In CoD4: Modern Warfare, you automatically get unlocked weapons and perks upon leveling up:

CoD4 Weapon Unlock screenshot

Saving up money to buy what you need or level up bonuses are both fine systems. They’re predictable and fair.

In the Mass Effect 3 demo, there are upgrade packs that you can/need to buy to get weapon unlocks.

The basic Recruit Pack (5K Credits) includes “a small chance for an Uncommon”:

Recruit Pack screenshot

But wait, there’s more! The luxurious Veteran Pack (20K Credits) includes “at least 1 Uncommon or better”:

Veteran Pack screenshot

You earn Credits by completing multiplayer missions.

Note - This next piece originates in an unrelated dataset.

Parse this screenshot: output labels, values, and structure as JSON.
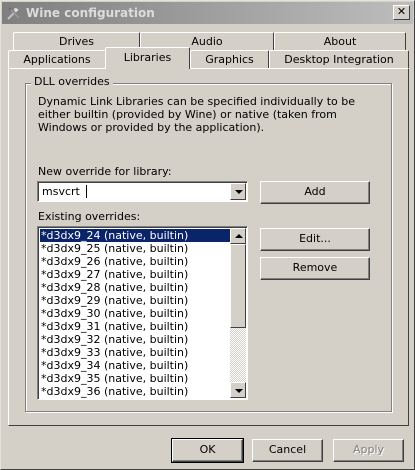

As I understand it, the only way to unlock playable Race / Class combinations in the demo is to draw that specific Race / Class card from a Pack. This adds a lottery aspect to getting the character and weapon(s) that you seek. You can’t just save up credits, head to the store, and return home with the shiny new hotness. You have to get lucky cards from Packs you buy.

Some cards from a Recruit Pack:

Recruit Pack cards screenshot

Here’s some cards that I got from a Veteran Pack. Meh, where’s the Widow??

Veteran Pack cards screenshot

This brings out an ugly side of gaming. As if modern video gaming wasn’t already one big grindfest, the Mass Effect 3 demo random card system leads to even more grinding. Of course you always get “useful” cards like Medi-Gel and Missiles, but the let down remains.

“Why am I getting more SMG unlocks??”

Card packs in video games wasn’t invented by Mass Effect 3. There was even a card game video game. Mass Effect 3 does an incredible job integrating the feeling you get from grinding Diablo II (and soon to be D3) bosses into its multiplayer experience.

For better or worse, this gameplay mechanic extends the shelf life of the multiplayer experience in an extremely addictive way. “Just one more game! I need 3K more credits to get another pack…”